53 maxpower1954: No, Delta originated the hub and spoke model in 1955 at ATL. It's on the Delta history website and a Google search links to many other sources. Link b
54 Beardown91737: Ch 9 Also Jet Blue with Direct TV and I don't know who was the first with XM radio, maybe Express Jet.
55 Viscount724: AA was also the first to operate coast-to-coast nonstops in both directions with the DC-7 in 1953. TWA's early model L-1049 Super Constellations coul
56 AA94: I'd love to have Crandall back in the saddle at this point. Some of my mom's (an ex-AA employee) closest friends still work at AA, and do their jobs
57 timz: Maybe so, but TWA's timetables did claim westward nonstops starting in 1954 (or sometime after AA started theirs, anyway). Think at the beginning the
58 Viscount724: I thought TWA had to wait for the L-1049G in early 1955 before beginning westbound nonstops. I can't find any 1954 timetables but their September 195
59 timz: In 4/54, no TWA westward nonstops IDL-LAX; in 8/54, one; in 1/55, two. Both were scheduled in the same 7-55 that AA used when it started westward nons
60 maxpower1954: The eight hour rule was changed for flights with three cockpit crew members. In the DC-7/Connie days this would have been the flight engineer. I used

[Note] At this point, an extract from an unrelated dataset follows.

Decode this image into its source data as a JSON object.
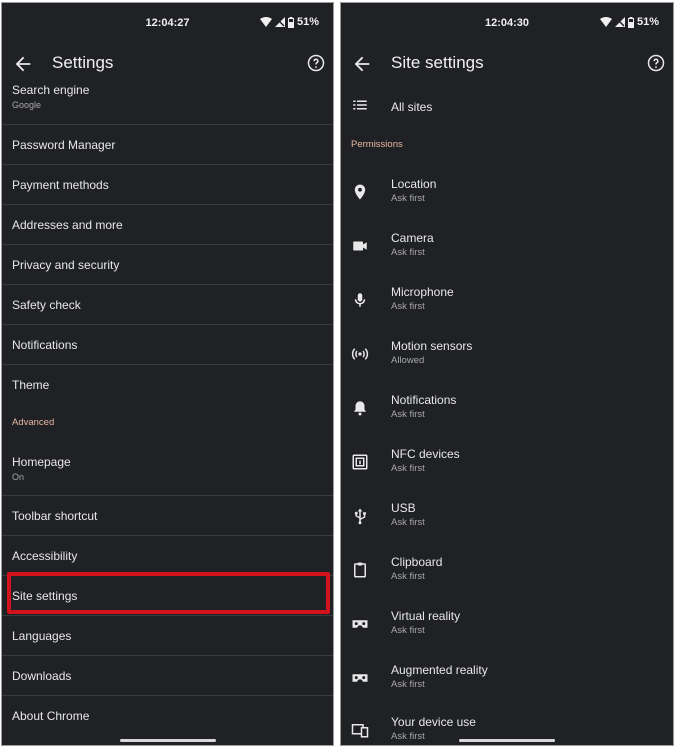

61 ImperialEagle: The problem was that the powerplants on these aircraft were so so unreliable----especially in the first couple of years-------that it was a rare flig